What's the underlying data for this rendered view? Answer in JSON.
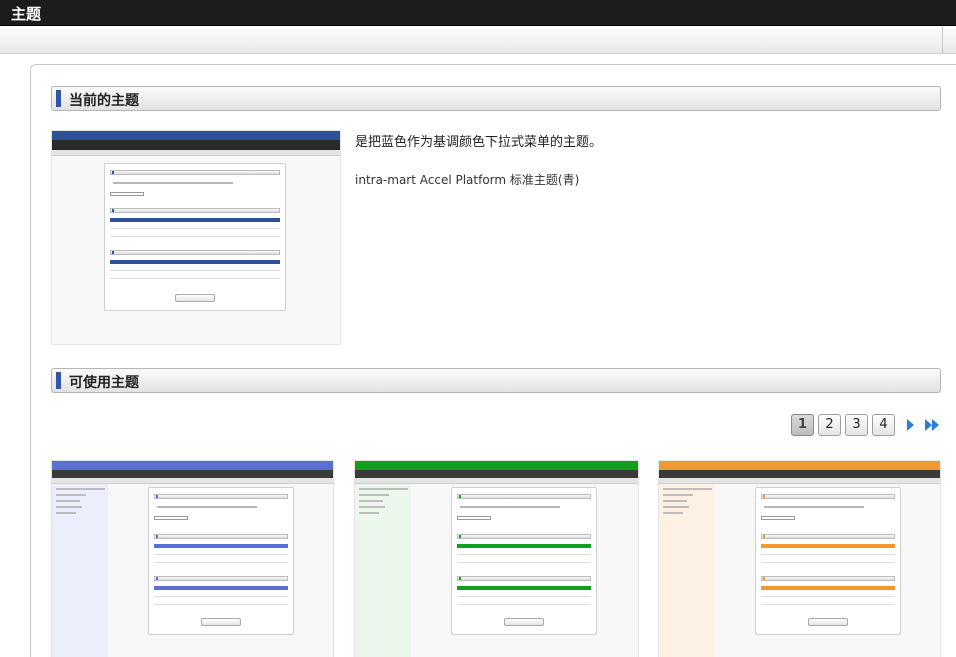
{
  "header": {
    "title": "主题"
  },
  "current_section": {
    "title": "当前的主题",
    "description": "是把蓝色作为基调颜色下拉式菜单的主题。",
    "theme_name": "intra-mart Accel Platform 标准主题(青)"
  },
  "available_section": {
    "title": "可使用主题"
  },
  "pagination": {
    "pages": [
      "1",
      "2",
      "3",
      "4"
    ],
    "current": "1",
    "next_icon": "chevron-right-icon",
    "last_icon": "double-chevron-right-icon"
  },
  "colors": {
    "header_dark": "#1c1c1c",
    "accent_blue": "#2f56a8",
    "theme_blue": "#5a6ed8",
    "theme_green": "#10a020",
    "theme_orange": "#f3982c"
  }
}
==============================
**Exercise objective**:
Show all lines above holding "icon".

**Output**:
    "next_icon": "chevron-right-icon",
    "last_icon": "double-chevron-right-icon"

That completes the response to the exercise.